Cicely Denean Cobb specializes in African American children’s and adolescent literature. Her research focuses on subjectivity in minority children’s literature. Currently, she is a faculty associate at Arizona State University.
DuBois, W.E.B. The Souls of Black Folk. New York: Penguin, 1989.
Frazier, E. Franklin. The Negro Family in the United States. Chicago: The University of Chicago Press, 1939.
Henderson, Mae Gwendolyn. “Speaking in Tongues: Dialogics, Dialectics, and the Black Woman Writer’s Literary Tradition. In Women, Autobiography, Theory: A Reader. Eds. Sidonie Smith and Julia Watson. Madison: University of Wisconsin Press, 1998. 343-351.
McMillen, Neil. Dark Journey: Black Mississippians in the Age of Jim Crow. Chicago: University of Illinois Press, 1989.
Sochen, June. The Unbridgeable Gap: Blacks and Their Quest for the American Dream, 1900-1930. New York: Rand McNally, 1972.
Taylor, Mildred D. The Gold Cadillac. New York: Dial Books for Young Readers, 1987.
Trites, Roberta Sellinger. Disturbing the Universe: Power and Repression in Adolescent Literature. Iowa City: University of Iowa Press, 2000.
3 See also Roberta Seelinger Trites’ Disturbing the Universe. Trites has written extensively about identity politics and subjectivity and how these concepts relate to adolescent literature, especially in novels with black female heroines.
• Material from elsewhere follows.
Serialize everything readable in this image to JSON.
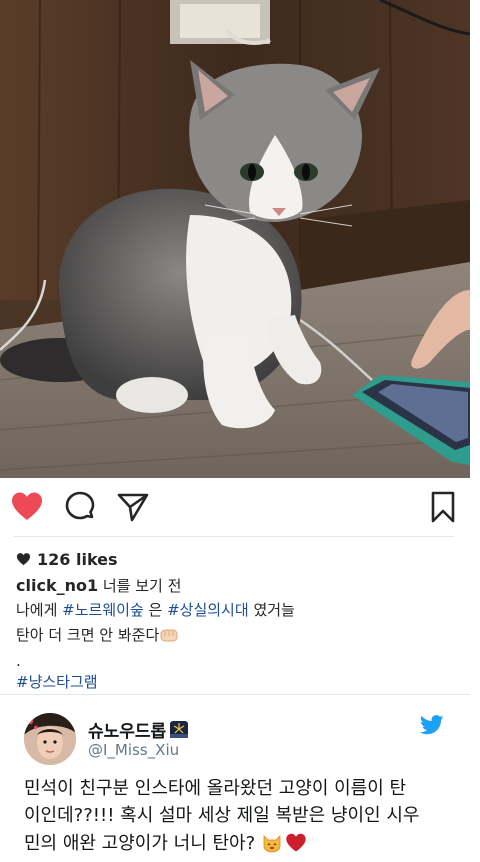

Trites makes effective use of Henderson’s concepts of dialogics of difference and dialectics of identity to show how access to power is granted (or not) to adolescent characters within a narrative. In a particularly revealing analysis of Mildred D. Taylor’s entwicklungsroman The Road to Memphis, Trites elucidates the interplay of internal and communal dialogue in the novel to show how the main character, Cassie Logan, defines her selfhood in “terms of the institutions of race, class and gender” (48).